The United Kingdom (UK) has submitted its instruments of ratification of the Paris Agreement to the United Nations Framework Convention on Climate Change (UNFCCC).
This was disclosed during a media briefing on Thursday, November 17 20016, by the UK delegation to the ongoing UN climate change summit (COP22) in Marrakech, Morocco.
The UK signed the pact on April 22, 2016.
This brings to 111 the number of Parties who have ratified the global treaty, out of 197 Parties to the Convention (UNFCCC).
Myriam Castanie, Media Officer, European Climate Foundation, described the development as a further reiteration of the continuing strength of support for the deal, even in the face of any potential move by U.S. President-elect, Donald Trump.
Some influential UK figures have been reacting to the ratification.
Michael Liebreich, Chairman of the Advisory Board, Bloomberg New Energy Finance, said: “The Paris Agreement has been ratified by enough nations to remain in force with or without the US’s backing. The UK ratification is a sign that pragmatic countries will continue to address the climate challenge, and continue to use the Paris Agreement as the chosen framework for international cooperation.”
Liebreich is a well-known supporter of the UK’s governing Conservative Party.
Stephanie Pfeifer, CEO of the Institutional Investors Group on Climate Change – a forum of 130 investors with over €14 assets under management said on Thursdat at the COP22 in Marrakech: “Institutional Investors across Europe welcome the UK Government’s ratification of the Paris Agreement today.

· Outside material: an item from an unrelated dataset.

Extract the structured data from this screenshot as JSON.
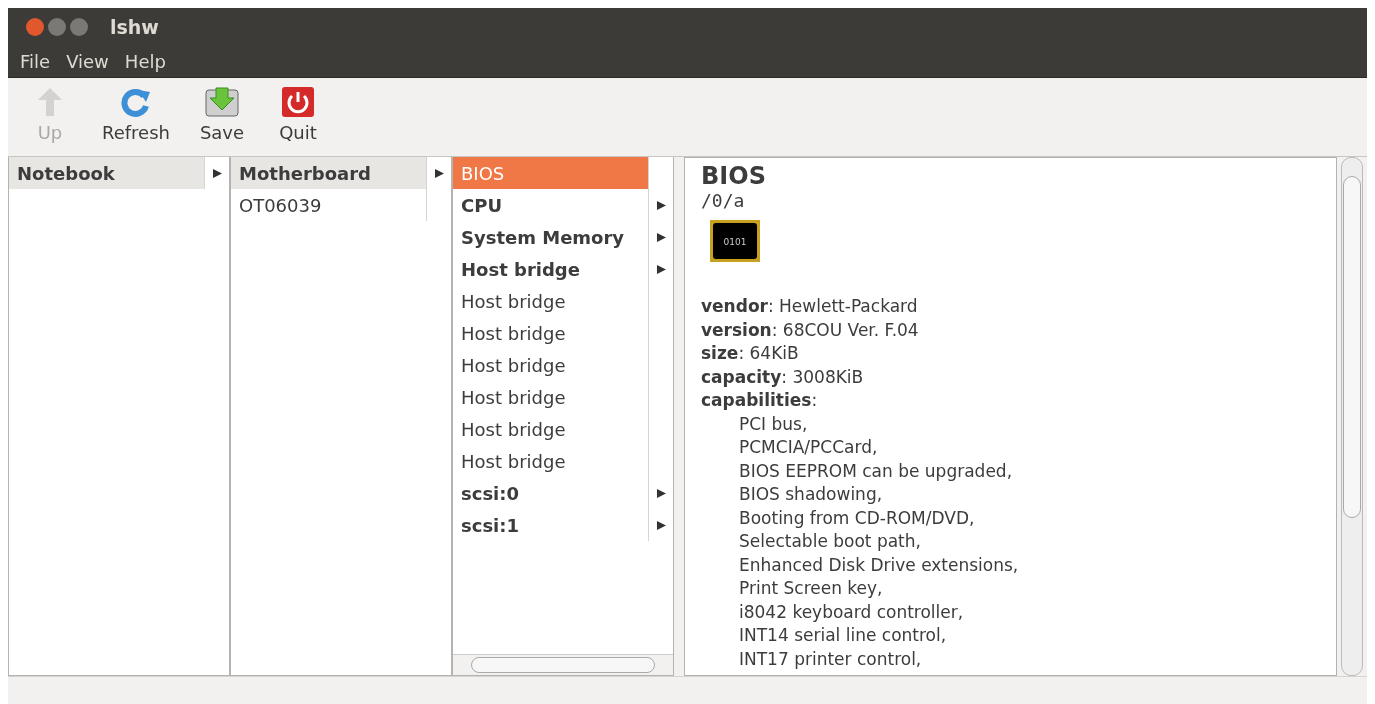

This encouraging announcement can only help sustain the ‘Spirit of Paris’ and the momentum behind the international consensus to drive substantial action on climate change.”
Jill Duggan, Director of The Prince of Wales’s Corporate Leaders Group (CLG), which brings together 24 global businesses employing 2 million people worldwide, said: “The UK has a legacy of leadership in driving global climate action and helped to ensure a robust and ambitious climate agreement in Paris through its significant role in the High Ambition Coalition. The UK Government’s ratification of the agreement today sends an important signal to international allies, businesses and investors about the inevitable transition towards a zero carbon economy.”
Mohamed Adow, Christian Aid’s International Climate Lead, speaking from the COP22 climate summit in Marrakech: “During a week in which the international climate negotiations have experienced the shock of the US elections, this backing by America’s oldest and strongest ally shows that support for global action to tackle climate change remains resolute. If the election of Donald Trump as President of the United States can’t shake countries’ resolve then nothing will. Not only have nations remained steady, a number have actively ratified the Paris Agreement since the election, including even the petro-state of Saudi Arabia.
“If a modern, post-Brexit Britain is to thrive it needs to be at the forefront of the global clean energy transition, something the UK’s low carbon sector is well placed to take advantage of. Market forces are clearly pointing towards the smart money being in clean tech. The country that dominated the first industrial revolution is now positioning itself to capitalise on the second
“Ratifying the Paris Agreement is also a recognition by the first country to industrialise that it has a duty to help and protect the very poorest and most vulnerable people in the world suffering the effects of climate change. We expect the UK to know back up this ratification with concrete actions that will rapidly cut its emissions in all sectors. Ratifying the Paris Agreement is a moral act by a country that understands it’s responsibilities in a globally interconnected world.”
Countries and organisations have in recent days reiterated their support for the Paris Agreement.
The High Ambition Coalition: “The Paris Agreement marks a turning point toward a more prosperous and stable world. Acting on climate change is in all of our national interests – it is good for our environment, good for our economies, and good for our climate security. Our commitment to be climate leaders remains steadfast, as is our commitment to work with the whole international community, including the United States, to tackle one of the greatest challenges of our time.”
Similarly, Brazil stated its continuous commitment to the Paris Agreement after the US election and highlighted the benefits of climate action and the acceleration of low carbon growth in the real economy.
The European Union (EU) declated its ongoing commitment to the pact, highlighted the benefits of climate action and the acceleration of low carbon growth in the real economy. The EU also stated their commitment to a process for bringing forward long-term strategies for 2018, noting that many member states are already coming forward and considerable efforts are being made.
China on its part affirmed its commitment to the multilateral process and that they will continue their actions. It emphasised that its efforts will not be halted and that it has confidence in the international community, and that it will continue to work with other Parties to continue climate action.
While Saudi Arabia said it would stick to Paris Agreement pledges in spite of Donald Trump, the leaders of India and Japan welcomed the early entry into force of the Paris Agreement on climate change, and reaffirmed their commitment to work together in developing the rules for successful implementation of the Agreement.”
Mary Robinson, a former Irish president and human rights advocate, was quoted as saying: “It would be a tragedy for the United States and the people of the United States if the U.S. becomes a kind of rogue country, the only country in the world that is somehow not going to go ahead with the Paris Agreement.”